It was good, though, at work the thoughts stayed away for the most part. I was too caught up in picking up food to really think about anything. I forgot about it all and all that matters is picking up this plate with a half eaten enchilada, drinking this horchata, and looking at Mary’s ass. Not much more going on in our universe, except everything. We revolve around the sun, which revolves around the milky way, which is held together by a star that’s gravity was too strong and it imploded on itself and expended all the excess energy to the empty parts of space where all the stray atoms and electrons reassembled themselves again and again as dust colliding and building new suns, planets, and eventually, down the line, us. The collapsed star revolves around nothing and floats out into the ever expanding void like a lost spelunker. We are a pendulum with no string swinging in the dark looking for something to take us in. Mary, meet me in the closet.

I saw you as a replacement for a while. Something to fill the void in me that once was whole.
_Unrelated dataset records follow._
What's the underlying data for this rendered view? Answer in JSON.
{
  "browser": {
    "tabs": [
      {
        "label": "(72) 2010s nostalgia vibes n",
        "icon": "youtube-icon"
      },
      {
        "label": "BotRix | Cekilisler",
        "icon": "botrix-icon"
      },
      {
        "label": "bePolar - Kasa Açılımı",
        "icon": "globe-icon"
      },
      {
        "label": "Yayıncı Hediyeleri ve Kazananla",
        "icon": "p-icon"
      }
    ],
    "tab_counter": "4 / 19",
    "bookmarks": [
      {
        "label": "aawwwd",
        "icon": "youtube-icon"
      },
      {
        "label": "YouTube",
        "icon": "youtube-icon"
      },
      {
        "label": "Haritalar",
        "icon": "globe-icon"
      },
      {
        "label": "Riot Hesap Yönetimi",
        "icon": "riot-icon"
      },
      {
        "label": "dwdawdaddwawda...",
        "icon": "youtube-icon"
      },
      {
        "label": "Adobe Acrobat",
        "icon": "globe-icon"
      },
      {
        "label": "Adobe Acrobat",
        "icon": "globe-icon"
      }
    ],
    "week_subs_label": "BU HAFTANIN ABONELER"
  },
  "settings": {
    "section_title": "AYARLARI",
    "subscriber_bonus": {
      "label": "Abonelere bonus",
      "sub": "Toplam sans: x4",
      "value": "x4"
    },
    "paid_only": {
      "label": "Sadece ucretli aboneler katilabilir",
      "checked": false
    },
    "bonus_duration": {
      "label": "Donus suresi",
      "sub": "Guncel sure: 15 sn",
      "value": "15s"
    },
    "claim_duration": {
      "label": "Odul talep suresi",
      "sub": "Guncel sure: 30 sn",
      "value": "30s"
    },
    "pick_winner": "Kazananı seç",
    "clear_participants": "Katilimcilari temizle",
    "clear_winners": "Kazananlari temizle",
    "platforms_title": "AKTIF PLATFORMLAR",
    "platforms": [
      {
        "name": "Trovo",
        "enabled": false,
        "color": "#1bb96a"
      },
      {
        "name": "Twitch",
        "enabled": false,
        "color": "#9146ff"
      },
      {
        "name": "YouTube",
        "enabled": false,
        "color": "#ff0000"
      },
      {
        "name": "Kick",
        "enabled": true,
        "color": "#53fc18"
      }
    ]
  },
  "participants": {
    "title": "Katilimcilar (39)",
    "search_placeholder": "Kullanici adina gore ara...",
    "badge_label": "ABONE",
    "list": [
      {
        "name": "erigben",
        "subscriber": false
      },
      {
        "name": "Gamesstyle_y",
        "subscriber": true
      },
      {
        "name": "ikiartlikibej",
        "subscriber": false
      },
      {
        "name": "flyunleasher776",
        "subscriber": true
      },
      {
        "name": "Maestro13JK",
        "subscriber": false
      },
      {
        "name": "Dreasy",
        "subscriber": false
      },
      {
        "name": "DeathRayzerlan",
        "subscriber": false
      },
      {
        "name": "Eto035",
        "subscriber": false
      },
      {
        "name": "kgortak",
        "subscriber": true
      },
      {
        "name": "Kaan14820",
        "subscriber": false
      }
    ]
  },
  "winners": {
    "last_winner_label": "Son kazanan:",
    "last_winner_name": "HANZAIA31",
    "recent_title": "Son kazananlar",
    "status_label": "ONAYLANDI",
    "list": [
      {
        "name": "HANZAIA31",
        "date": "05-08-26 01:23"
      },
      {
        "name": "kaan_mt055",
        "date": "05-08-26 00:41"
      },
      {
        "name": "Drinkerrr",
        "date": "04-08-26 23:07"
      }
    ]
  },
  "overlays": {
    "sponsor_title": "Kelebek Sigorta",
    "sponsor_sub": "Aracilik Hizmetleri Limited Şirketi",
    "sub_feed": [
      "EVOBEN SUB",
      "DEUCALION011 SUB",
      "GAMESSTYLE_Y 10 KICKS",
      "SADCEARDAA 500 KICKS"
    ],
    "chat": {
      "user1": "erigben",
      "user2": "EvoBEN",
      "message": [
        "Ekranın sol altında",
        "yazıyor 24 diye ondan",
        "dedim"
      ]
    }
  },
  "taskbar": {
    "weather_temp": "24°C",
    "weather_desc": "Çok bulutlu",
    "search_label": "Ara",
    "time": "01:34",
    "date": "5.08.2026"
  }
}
But, you can’t do that, because you don’t want to. I’m willing to change my end of the puzzle piece. I’ll bend that cardboard and twist all which way just so I can fit in you. I’ll get into any position. I only remember you when I’m here, isn’t that kind of beautiful? I can’t take you home. You only exist here in the most specific place and parameters in time and space. The moment I leave this place, you vanish from my mind and your face becomes smeared and the idea of you is like a dream remembered late in the day. Late in the day where the entirety of it collapses and only the bare fragments of the dream remain.

All I ever remember is your ass.

When they found me

Leaving the door unlocked was a mistake.

It was the biggest mistake I’ve made in my life along with making plans to go out.

They said they found me in the bathroom with the bathwater up to the drainer and the blood from my wrists oozed out into the water like spilled wine and that’s what they thought it was until they saw how pale I was and the foam trickling out my mouth like I was puking soap.

They said I laughed when I saw them. Hysterically and crazily and I couldn’t stop laughing. When the ambulance got there I was still laughing and then I passed out when they loaded me up.

They transfused blood at the hospital.

A therapist came in. Asked why I did it and I didn’t really know what to say. Every reason isn’t good enough for people like them.

“Time heals all wounds.”

But does it?

They put us in a box. Convinced that the 3-Ps will fix us: pills, platitudes, and proverbs.

Fuck them.

Suicide cures everything, don’t they know that? I die and that’s that. No more anything. All my responsibilities disappear. All my unanswered emails from work are done and useless. People don’t have to worry about me not answering my phone anymore. They’ll call and be like why isn’t he answering oh yeah he’s fucking dead.

I don’t get the aversion to it. Just let me do it.

“Will you try again?”

“I know what you want to hear and I know what I want to say and I can tell you that they aren’t the same thing.”

“We can’t let you leave.”

“I have a lawyer.”

She couldn’t respond.

My friends were in the lobby and they brought me out on a wheel chair and I wasn’t happy to see them and they stood in front of me and I couldn’t look them in the eye because they’d see it but by not looking at them they saw it anyway.

They drove me home. Slept on the floor. Wouldn’t leave me alone.

They see something.

Something that shines beneath my pupils I guess. Something no matter how I look for won’t reveal itself. I’ve turned my eye inward to see it but it evades me like a dream.

I just hope I see it too, someday.

Still don’t know why I foamed out the mouth.